* EXERCISE GOAL *
Take the entries below and retype them word for word, excluding the images.

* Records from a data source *
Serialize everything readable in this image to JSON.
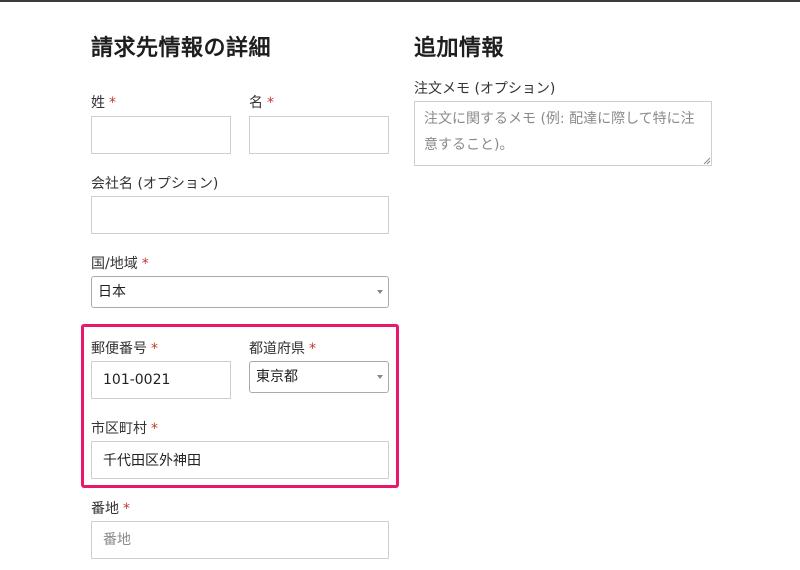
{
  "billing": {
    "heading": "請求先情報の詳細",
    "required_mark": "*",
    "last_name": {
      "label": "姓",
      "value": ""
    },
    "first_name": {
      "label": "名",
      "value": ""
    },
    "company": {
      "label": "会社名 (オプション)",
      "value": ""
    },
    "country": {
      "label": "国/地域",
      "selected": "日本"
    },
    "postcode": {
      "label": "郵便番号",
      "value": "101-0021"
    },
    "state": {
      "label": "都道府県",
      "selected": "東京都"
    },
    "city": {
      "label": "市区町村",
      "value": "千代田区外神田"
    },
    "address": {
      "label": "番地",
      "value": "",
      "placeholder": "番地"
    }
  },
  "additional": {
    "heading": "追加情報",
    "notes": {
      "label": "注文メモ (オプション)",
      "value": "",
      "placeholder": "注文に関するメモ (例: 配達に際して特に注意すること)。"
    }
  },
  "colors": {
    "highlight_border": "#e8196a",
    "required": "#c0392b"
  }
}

* SOLVED PROBLEM *
Serialize everything readable in this image to JSON.
{
  "billing": {
    "heading": "請求先情報の詳細",
    "required_mark": "*",
    "last_name": {
      "label": "姓",
      "value": ""
    },
    "first_name": {
      "label": "名",
      "value": ""
    },
    "company": {
      "label": "会社名 (オプション)",
      "value": ""
    },
    "country": {
      "label": "国/地域",
      "selected": "日本"
    },
    "postcode": {
      "label": "郵便番号",
      "value": "101-0021"
    },
    "state": {
      "label": "都道府県",
      "selected": "東京都"
    },
    "city": {
      "label": "市区町村",
      "value": "千代田区外神田"
    },
    "address": {
      "label": "番地",
      "value": "",
      "placeholder": "番地"
    }
  },
  "additional": {
    "heading": "追加情報",
    "notes": {
      "label": "注文メモ (オプション)",
      "value": "",
      "placeholder": "注文に関するメモ (例: 配達に際して特に注意すること)。"
    }
  },
  "colors": {
    "highlight_border": "#e8196a",
    "required": "#c0392b"
  }
}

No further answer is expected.